Com­par­ing Chen’s sit­u­a­tion to a case in the Sec­ond Cir­cuit, the court deter­mined that her actions amount­ed to assis­tance in per­se­cu­tion, sup­port­ed by sub­stan­tial evi­dence, espe­cial­ly because her job of mon­i­tor­ing the women was essen­tial to the ulti­mate goal of forc­ing abor­tions upon them.  Id. at *4.  Her release of the woman was min­i­mized to a sin­gle act that did not “absolve her of the con­se­quences of her per­son­al cul­pa­bil­i­ty for the pre­vi­ous assis­tance.”  Id.
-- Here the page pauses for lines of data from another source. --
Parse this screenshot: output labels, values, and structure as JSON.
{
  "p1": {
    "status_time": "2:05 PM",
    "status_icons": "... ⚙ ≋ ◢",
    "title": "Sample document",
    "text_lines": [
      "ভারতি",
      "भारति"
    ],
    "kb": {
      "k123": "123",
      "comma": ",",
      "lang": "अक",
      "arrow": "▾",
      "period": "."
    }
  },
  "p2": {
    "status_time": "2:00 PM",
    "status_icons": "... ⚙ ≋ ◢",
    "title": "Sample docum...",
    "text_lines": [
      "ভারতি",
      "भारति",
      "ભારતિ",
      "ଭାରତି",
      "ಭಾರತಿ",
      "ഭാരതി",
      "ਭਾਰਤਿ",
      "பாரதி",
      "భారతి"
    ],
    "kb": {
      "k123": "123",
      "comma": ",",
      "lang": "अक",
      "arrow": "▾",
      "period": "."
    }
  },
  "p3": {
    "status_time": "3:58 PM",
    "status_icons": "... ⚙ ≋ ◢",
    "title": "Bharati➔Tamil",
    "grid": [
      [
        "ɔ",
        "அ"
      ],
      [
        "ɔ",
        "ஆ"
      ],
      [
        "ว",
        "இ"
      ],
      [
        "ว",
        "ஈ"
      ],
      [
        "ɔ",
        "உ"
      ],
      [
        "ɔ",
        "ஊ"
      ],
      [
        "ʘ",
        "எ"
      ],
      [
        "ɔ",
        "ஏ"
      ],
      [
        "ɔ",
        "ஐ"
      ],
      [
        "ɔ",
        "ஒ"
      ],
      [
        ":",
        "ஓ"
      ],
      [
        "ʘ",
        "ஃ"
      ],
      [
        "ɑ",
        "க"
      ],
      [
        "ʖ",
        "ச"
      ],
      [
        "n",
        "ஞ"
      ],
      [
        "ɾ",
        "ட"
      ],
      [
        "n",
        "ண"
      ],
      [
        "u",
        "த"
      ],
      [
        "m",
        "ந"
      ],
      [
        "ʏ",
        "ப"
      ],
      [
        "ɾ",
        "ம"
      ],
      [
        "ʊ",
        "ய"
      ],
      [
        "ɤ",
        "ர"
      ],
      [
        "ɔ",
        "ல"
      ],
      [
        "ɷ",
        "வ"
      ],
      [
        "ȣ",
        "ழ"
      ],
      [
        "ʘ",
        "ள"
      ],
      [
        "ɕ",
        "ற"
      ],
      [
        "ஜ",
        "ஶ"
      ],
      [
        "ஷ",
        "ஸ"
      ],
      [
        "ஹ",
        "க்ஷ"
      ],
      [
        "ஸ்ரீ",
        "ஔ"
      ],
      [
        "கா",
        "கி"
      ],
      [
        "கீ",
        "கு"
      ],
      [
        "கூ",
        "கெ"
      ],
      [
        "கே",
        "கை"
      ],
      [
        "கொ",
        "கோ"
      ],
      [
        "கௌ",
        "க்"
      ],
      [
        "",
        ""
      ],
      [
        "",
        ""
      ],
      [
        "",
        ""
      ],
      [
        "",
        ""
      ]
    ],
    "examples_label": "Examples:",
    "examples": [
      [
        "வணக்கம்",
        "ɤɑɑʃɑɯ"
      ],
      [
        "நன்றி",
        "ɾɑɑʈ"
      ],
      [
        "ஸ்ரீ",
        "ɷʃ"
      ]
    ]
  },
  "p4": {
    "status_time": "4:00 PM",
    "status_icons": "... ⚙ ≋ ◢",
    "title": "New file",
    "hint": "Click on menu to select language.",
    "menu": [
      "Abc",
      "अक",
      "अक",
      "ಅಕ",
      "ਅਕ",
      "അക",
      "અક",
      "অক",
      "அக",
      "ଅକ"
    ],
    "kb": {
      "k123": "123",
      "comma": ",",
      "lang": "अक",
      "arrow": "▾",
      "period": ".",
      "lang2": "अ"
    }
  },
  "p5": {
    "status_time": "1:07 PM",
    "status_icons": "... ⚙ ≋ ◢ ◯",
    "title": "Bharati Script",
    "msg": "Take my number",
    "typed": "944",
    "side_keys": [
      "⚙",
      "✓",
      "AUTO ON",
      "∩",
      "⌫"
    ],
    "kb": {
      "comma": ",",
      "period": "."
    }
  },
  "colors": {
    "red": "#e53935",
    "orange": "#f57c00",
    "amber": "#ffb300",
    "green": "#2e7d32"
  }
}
Per­haps the stan­dard does not take enough fac­tors into account.  Chen may have tak­en on the employ­ment vol­un­tar­i­ly, but because of her com­ing so close to the gov­ern­ment and then dis­re­gard­ing her job, she was per­se­cut­ed.  A change of heart should come into play when deter­min­ing refugee sta­tus.  When some­one real­izes that what they’re doing is wrong and changes their behav­ior accord­ing­ly, they should not be denied asy­lum.  The stan­dard seems too strict, and if the court will not rec­og­nize a person’s abil­i­ty to at least begin to atone for their actions, then per­haps the entire con­cept of parole should be done away with.  That might be dra­mat­ic, but why apply dif­fer­ent stan­dards to dif­fer­ent groups of peo­ple?